Cai, T.1, Verze, P.2, Brugnolli, A.3, Tiscione, D.1, Malossini, G.1, Luciani, L.1, Echher, C.1, Wagenlehner, F.4, Mirone, V.2, Bjerklund Johansen, T.5, Pickard, R.6, Bartoletti, R.7 1Santa Chiara Hospital, Dept. of Urology, Trento, Italy, 2University of Naples, Dept. of Urology, Naples, Italy, 3University of Verona, Dept. of Public Health, Verona, Italy, 4University Hospital Giessen and Marburg GmbH, Justus-Liebig-University Giessen, Dept. of Urology, Giessen, Germany, 5University of Oslo, Dept. of Urology, Oslo, Norway, 6Newcastle University, Institute of Cellular Medicine, Newcastle, United Kingdom, 7University of Florence, Dept. of Urology, Florence, Italy

Introduction & Objectives The evolution of resistant pathogens has developed into a worldwide health crisis and adherence to European Association of Urology (EAU) guidelines on antibiotic prophylaxis may be an important way to improve antibiotic stewardship and reduce costs. The aim of this study is to evaluate costs saving and the prevalence of antibiotic resistant bacterial strains during a period of adherence to EAU guidelines in a tertiary referral urological institution.

Material & Methods In January 2011, we started a protocol of adherence to EAU guidelines for antibiotic prophylaxis in all urological procedures. From January 2011 to October 2013 (period “after”), data from 3,529 urological procedures have been collected and compared with 2,619 procedures obtained before agreeing on the recommendations for best practice between December 2008 and December 2010 (period “before”). Data about the prevalence of bacterial resistance after starting the protocol of adherence to EAU guidelines were compared between the two periods.

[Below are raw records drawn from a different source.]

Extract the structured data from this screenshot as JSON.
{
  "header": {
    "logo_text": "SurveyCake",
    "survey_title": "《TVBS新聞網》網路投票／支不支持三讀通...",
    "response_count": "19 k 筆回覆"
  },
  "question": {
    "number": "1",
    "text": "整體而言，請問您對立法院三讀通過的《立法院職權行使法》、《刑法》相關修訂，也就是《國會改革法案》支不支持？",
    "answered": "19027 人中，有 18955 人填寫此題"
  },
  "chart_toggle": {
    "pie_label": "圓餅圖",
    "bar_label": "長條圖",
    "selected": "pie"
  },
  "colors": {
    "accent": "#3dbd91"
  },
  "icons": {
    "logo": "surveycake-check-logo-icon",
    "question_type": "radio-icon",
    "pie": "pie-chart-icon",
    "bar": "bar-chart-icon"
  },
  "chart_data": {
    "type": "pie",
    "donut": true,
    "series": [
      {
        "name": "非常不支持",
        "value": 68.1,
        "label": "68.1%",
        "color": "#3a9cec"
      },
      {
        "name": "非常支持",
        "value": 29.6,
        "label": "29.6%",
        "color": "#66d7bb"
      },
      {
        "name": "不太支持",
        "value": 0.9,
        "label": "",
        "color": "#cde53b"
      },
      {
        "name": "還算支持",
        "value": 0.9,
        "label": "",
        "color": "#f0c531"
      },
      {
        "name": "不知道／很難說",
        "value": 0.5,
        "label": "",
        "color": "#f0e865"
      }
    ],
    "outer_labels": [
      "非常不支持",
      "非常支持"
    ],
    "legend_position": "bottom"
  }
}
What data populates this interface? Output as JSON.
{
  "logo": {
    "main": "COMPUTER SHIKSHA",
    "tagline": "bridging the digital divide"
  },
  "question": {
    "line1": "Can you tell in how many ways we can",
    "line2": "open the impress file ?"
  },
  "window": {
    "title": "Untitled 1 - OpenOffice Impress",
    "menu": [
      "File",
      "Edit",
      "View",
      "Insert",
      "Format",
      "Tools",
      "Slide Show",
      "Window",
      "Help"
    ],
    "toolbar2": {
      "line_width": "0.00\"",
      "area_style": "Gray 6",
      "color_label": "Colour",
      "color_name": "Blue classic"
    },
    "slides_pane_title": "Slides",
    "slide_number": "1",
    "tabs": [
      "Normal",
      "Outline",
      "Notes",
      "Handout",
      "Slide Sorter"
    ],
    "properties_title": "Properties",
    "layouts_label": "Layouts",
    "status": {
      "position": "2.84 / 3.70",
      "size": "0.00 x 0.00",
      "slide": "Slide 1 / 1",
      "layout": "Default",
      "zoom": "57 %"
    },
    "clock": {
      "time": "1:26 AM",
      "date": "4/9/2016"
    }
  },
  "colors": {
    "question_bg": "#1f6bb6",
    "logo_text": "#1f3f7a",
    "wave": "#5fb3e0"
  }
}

The direct and indirect costs related to symptomatic post-operative infectious complications and the prevalence of antibiotic resistant bacterial strains were the outcome measurements. Chisquare or Fisher’s exact tests were used.

Results The rate of symptomatic post-operative infectious complications was not significantly different between the two periods (117/2,619 (4.5%) vs 180/3,529 (5.1%); p=0.27). The costs in period “after”, related to drugs amounted to 36,700 Euro and the indirect costs to 29,560 Euro, were statistically lower than those observed in period “before” (76,980 Euro and 45,870 Euro) (p<0.001). A total of 342 isolates from all patients with symptomatic post-operative infectious complications were reported and analyzed. The resistance rates of E. coli to piperacillin/tazobactam (p=0.03), gentamicin (p=0.02) and ciprofloxacin (p=0.03) decreased significantly during the after periods.

Conclusions The adherence to European Association of Urology guidelines on antibiotic prophylaxis reduced related costs and the prevalence of resistant bacteria.

FUNDING: This work received no external funding